There are plenty of families like Felix’s. Mine, for example: I’m a trans woman in a committed relationship with another woman, and one of my two children is genderfluid. (My poor son – the token cis-het member of the family.) And there are many other clusters in my circle of acquaintance – friend groups, group houses, families of choice, community meeting places and flashpoints, both in the real world and online. We rainbow umbrella people are a misunderstood and often maligned sector of humanity, and part of our response to that is to seek and find each other. We join together for solace and strength. We have community and culture too.

Can you imagine anyone saying a book had too many Hispanic characters? Too many Jewish characters? Too many refugee characters? Me neither, thankfully, at least other than at the farther fringes of public discourse. But, it still seems reasonable to some people to say “too many LGBTQ+ characters.”

I aim to do what I can to rectify that. What started out as something of a writerly lark in Felix has evolved into a sense of mission. Moving forward, I aim to work toward a world in which no number of queer characters is too many. And I hope my books and others like mine will both give LGBTQ+ readers a much-needed chance to see their worlds celebrated in fiction, and also invite the general reading public to visit those worlds and perhaps discover, once again, the common bedrock of humanity that unites us all.

The story I’m working on now is about a trans girl with a troubled past and advanced coder/hacker skills who solves cyber-crimes with the help of her genderqueer best friend and her cool Lesbian aunties, while attempting to survive adolescence and middle school. Onward!

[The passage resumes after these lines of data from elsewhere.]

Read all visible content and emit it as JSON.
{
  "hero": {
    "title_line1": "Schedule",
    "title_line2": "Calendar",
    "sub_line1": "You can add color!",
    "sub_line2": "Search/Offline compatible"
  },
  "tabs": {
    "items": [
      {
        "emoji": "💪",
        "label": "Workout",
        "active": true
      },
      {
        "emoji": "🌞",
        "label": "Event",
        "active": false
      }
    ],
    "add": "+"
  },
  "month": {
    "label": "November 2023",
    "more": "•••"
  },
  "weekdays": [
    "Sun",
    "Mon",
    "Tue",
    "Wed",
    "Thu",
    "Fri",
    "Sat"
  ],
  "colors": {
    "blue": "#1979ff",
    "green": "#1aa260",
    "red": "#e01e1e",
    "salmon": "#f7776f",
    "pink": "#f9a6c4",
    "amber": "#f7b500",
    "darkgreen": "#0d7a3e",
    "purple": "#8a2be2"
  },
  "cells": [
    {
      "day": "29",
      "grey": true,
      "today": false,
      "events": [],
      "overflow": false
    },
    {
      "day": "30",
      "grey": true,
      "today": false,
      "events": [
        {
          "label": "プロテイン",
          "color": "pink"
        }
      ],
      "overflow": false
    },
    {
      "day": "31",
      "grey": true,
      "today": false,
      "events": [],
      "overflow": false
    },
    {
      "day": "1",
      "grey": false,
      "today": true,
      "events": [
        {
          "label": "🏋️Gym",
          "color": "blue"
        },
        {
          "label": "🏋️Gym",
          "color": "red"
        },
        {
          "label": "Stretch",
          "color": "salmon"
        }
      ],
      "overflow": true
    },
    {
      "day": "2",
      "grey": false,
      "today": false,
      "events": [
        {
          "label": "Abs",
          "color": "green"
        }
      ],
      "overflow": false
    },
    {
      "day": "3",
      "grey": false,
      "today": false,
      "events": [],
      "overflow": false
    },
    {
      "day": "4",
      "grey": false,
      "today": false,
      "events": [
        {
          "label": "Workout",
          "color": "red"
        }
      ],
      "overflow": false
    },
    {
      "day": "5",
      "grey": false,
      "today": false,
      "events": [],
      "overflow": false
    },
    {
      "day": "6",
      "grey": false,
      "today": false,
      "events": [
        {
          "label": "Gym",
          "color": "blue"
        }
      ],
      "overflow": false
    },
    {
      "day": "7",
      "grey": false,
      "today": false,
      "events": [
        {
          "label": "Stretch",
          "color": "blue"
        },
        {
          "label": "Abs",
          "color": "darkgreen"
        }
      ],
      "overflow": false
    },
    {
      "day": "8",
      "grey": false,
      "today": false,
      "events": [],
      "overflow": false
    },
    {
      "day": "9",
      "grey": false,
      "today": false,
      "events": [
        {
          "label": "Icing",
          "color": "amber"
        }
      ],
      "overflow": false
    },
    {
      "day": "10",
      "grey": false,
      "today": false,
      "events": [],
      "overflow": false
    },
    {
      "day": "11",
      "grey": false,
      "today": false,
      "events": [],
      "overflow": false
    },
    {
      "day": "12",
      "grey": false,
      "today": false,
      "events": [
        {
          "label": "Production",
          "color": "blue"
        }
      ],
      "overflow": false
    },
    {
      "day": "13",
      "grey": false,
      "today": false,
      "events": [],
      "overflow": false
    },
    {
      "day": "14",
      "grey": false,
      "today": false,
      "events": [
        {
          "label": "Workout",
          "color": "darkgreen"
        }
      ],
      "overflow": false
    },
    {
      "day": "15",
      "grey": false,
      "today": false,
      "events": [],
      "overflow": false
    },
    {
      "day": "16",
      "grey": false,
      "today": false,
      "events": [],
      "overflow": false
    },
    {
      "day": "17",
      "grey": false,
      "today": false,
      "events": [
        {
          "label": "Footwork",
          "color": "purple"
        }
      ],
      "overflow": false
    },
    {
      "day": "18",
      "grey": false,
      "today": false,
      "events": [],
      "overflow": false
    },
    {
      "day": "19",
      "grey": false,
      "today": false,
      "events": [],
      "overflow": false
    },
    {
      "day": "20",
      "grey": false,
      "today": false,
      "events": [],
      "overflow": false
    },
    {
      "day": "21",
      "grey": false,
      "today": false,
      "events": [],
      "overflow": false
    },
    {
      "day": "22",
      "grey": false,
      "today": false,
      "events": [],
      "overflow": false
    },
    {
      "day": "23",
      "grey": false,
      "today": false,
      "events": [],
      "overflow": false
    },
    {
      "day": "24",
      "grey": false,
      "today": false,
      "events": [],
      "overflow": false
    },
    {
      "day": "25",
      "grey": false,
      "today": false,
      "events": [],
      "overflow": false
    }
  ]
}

Lisa BunkerBefore setting up shop as a full-time author and trans activist, Lisa Bunker had a 30-year career in non-commercial broadcasting, most recently as Program Director of the community radio station in Portland, Maine. Besides Maine she has made homes in New Mexico, southern California, Seattle, and the Florida panhandle. She currently lives in Exeter, New Hampshire with her partner and her cat. She has two grown children. When not writing she reads, plays piano, knits, takes long walks, does yoga, and studies languages. @LisaBunker on Twitter; author website at www.lisabunker.net.